Will Huntsberry writes about efforts to help the school, which is on the state’s list of lowest-performing schools, because of its high absenteeism, high suspension rate and abysmal test scores. Eight other traditional public schools in San Diego Unified School District are also on the list.
At a recent meeting, district staff brought up strategies they are using to improve school safety, but never addressed the charge they are denying special education services. A 25-minute presentation, full of buzzwords and synergy-infused jargon, was more often unintelligible than enlightening.
Porter Principal Graciela Chavez and Area Superintendent Bruce Bivens continually referred back to a new mantra for the school: “Porter is a safe, collaborative and inclusive culture.” Several community speakers, after the presentation, savaged the idea that this was the true reality of Porter’s campus.
But the presentation suggested Bivens and Chavez have no plans for new strategies, at the moment. They implemented reforms at the beginning of the school year, they said, and plan to see them through.
Tiffany Yap, a scientist at the Center for Biological Diversity, an environmental nonprofit, argues that San Diego officials who have approved housing projects in fire-prone areas are recklessly short sighted.
As we’ve reported, county officials have approved or are in the process of considering thousands of new homes to be built in high risk areas. In many cases, developers argue that putting more modern homes in these areas can actually reduce fire risk.
Our joint investigation with NBC San Diego of the city’s water department won the annual media watchdog award from the San Diego County Taxpayers Association Thursday night.
The investigation started way back in 2017 when customers began getting unreasonably high water bills from the city. At first, city officials said nothing unusual was going on and, at one point, even blamed people for using more water than normal because they had guests over for the holidays.
But by February 2018, city officials had begun to admit to errors, indicating the city was no longer able to perform basic functions, like selling water and charging customers for it. They said a meter reader had made up hundreds of meter readings. Then officials began to confess that they had more problems than just one rogue employee. At least 2,750 customers had received erroneous bills because of mistakes by city staff – roughly the same number of erroneous readings VOSD and NBC had estimated officials would uncover.

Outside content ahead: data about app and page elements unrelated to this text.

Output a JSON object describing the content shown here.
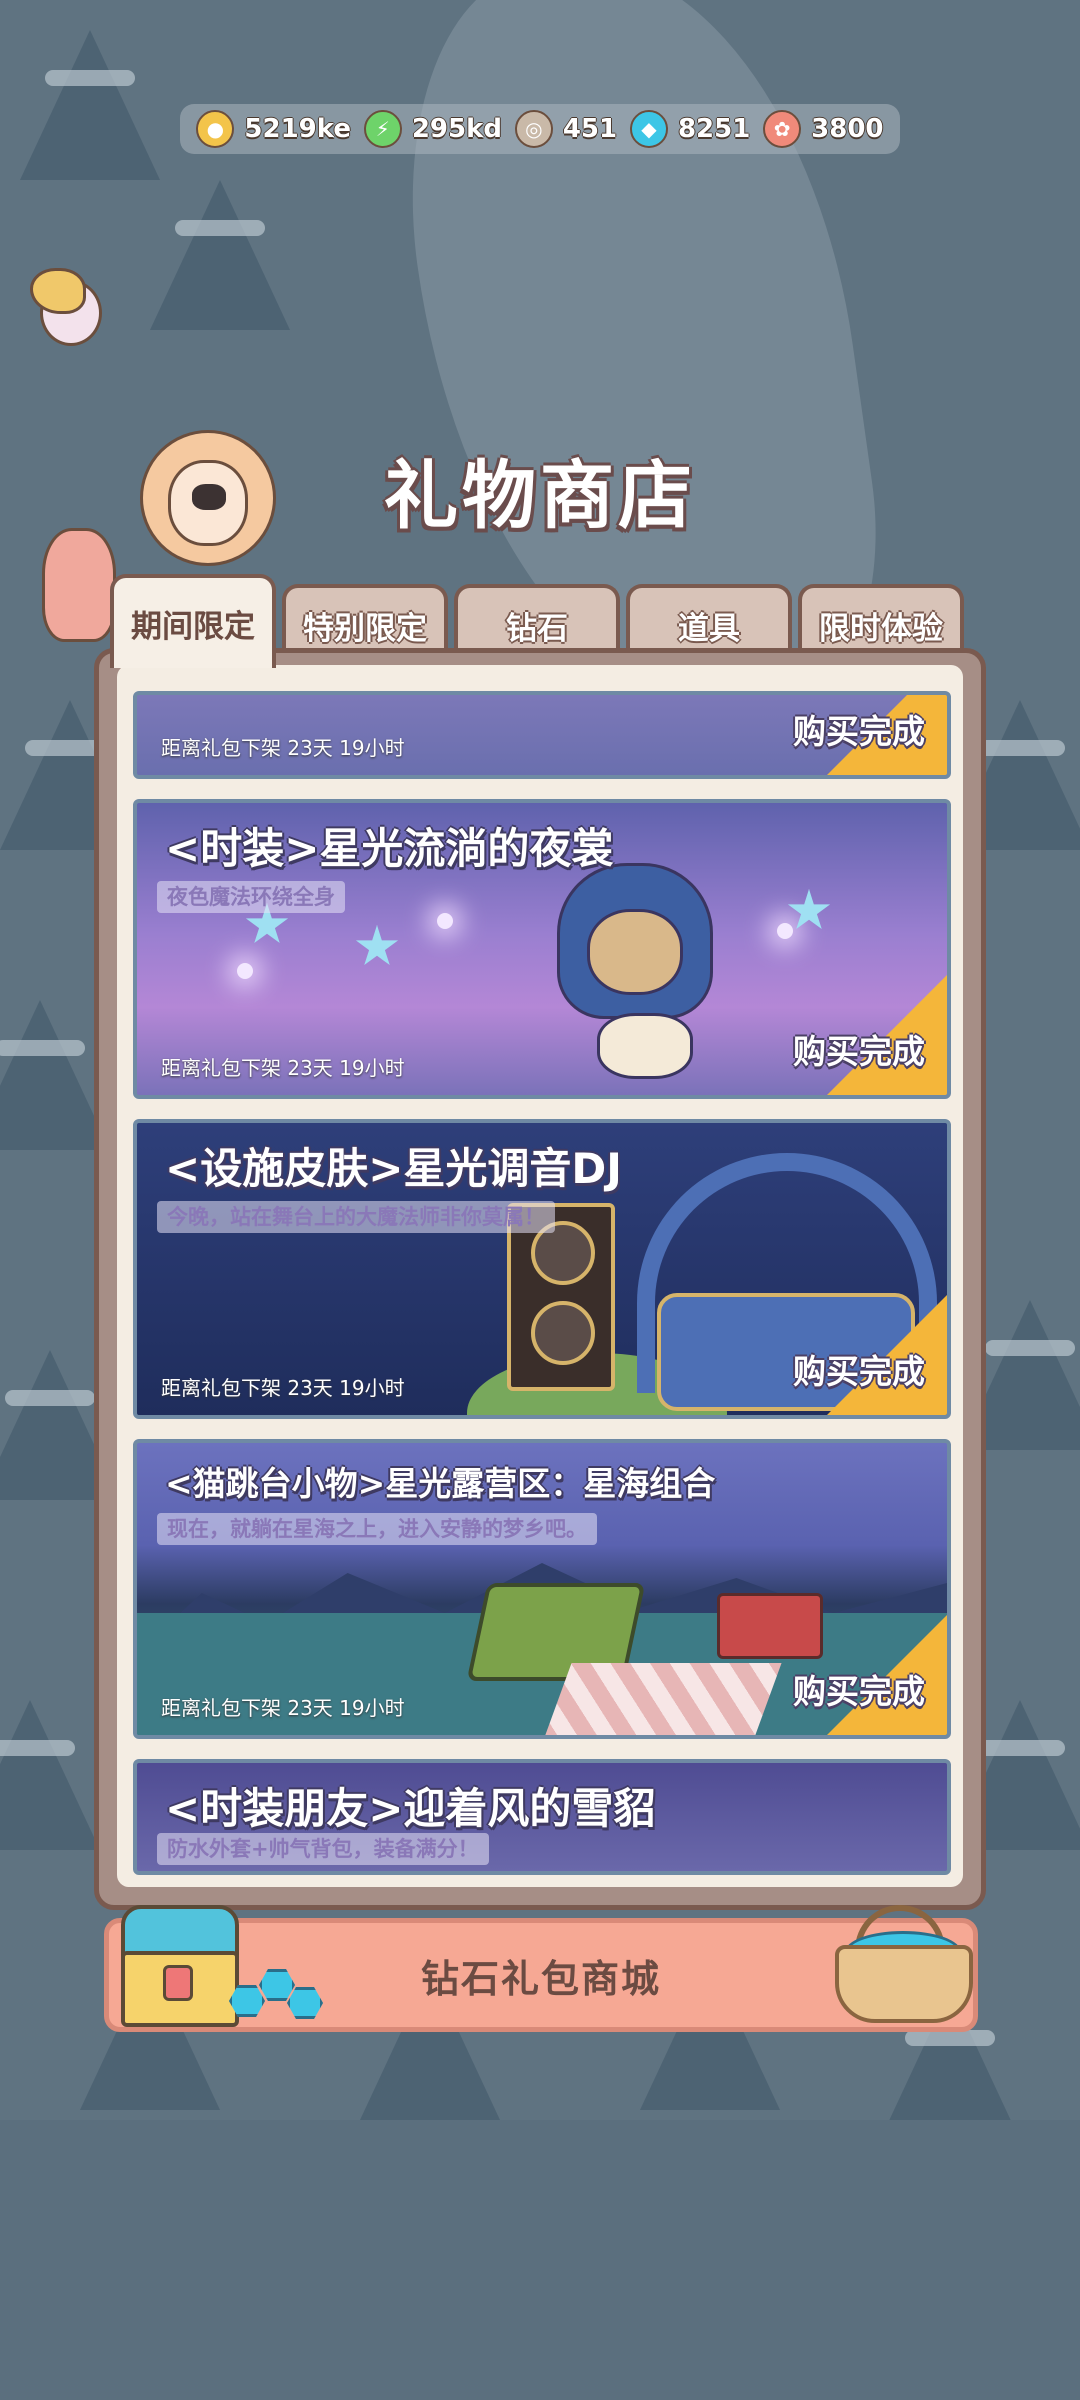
{
  "currency": [
    {
      "icon": "coin-icon",
      "value": "5219ke",
      "color": "#f3c44a"
    },
    {
      "icon": "lightning-icon",
      "value": "295kd",
      "color": "#6ed36a"
    },
    {
      "icon": "token-icon",
      "value": "451",
      "color": "#c9b9a8"
    },
    {
      "icon": "diamond-icon",
      "value": "8251",
      "color": "#3dc6e6"
    },
    {
      "icon": "donut-icon",
      "value": "3800",
      "color": "#f08a7a"
    }
  ],
  "title": "礼物商店",
  "tabs": [
    {
      "label": "期间限定",
      "active": true
    },
    {
      "label": "特别限定",
      "active": false
    },
    {
      "label": "钻石",
      "active": false
    },
    {
      "label": "道具",
      "active": false
    },
    {
      "label": "限时体验",
      "active": false
    }
  ],
  "cards": [
    {
      "title": "",
      "desc": "",
      "timer": "距离礼包下架 23天 19小时",
      "status": "购买完成"
    },
    {
      "title": "<时装>星光流淌的夜裳",
      "desc": "夜色魔法环绕全身",
      "timer": "距离礼包下架 23天 19小时",
      "status": "购买完成"
    },
    {
      "title": "<设施皮肤>星光调音DJ",
      "desc": "今晚，站在舞台上的大魔法师非你莫属！",
      "timer": "距离礼包下架 23天 19小时",
      "status": "购买完成"
    },
    {
      "title": "<猫跳台小物>星光露营区：星海组合",
      "desc": "现在，就躺在星海之上，进入安静的梦乡吧。",
      "timer": "距离礼包下架 23天 19小时",
      "status": "购买完成"
    },
    {
      "title": "<时装朋友>迎着风的雪貂",
      "desc": "防水外套+帅气背包，装备满分！",
      "timer": "",
      "status": ""
    }
  ],
  "banner": {
    "label": "钻石礼包商城"
  }
}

In the course of that reporting, we uncovered that the city’s ambitious plan to replace every water meter in the city with a new “smart” meter had fundamental flaws. Namely, one of the manufacturers had admitted their product had a defect. San Diego water officials had been aware of problems with its meters but lied to cover up the problems. By contrast, water officials in a nearby city had run into similar problems, admitted their mistake and started replacing malfunctioning meters.

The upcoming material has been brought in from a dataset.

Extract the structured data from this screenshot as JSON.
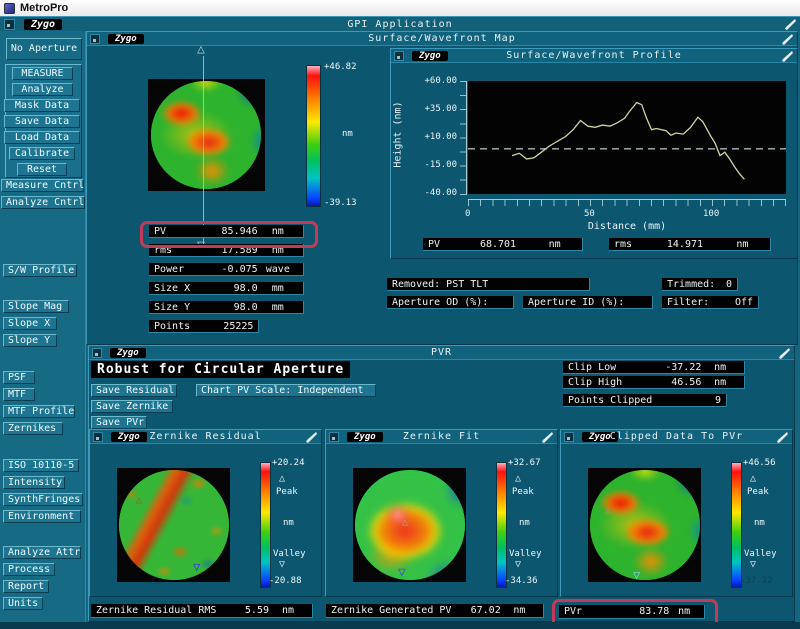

Since then, several people have left or been asked to leave the city water department and officials have paused the smart meter program, though it’s unclear if they have any plan to deal with the unknown number of faulty meters that may be in the ground.
The Morning Report was written by Ry Rivard, and edited by Sara Libby.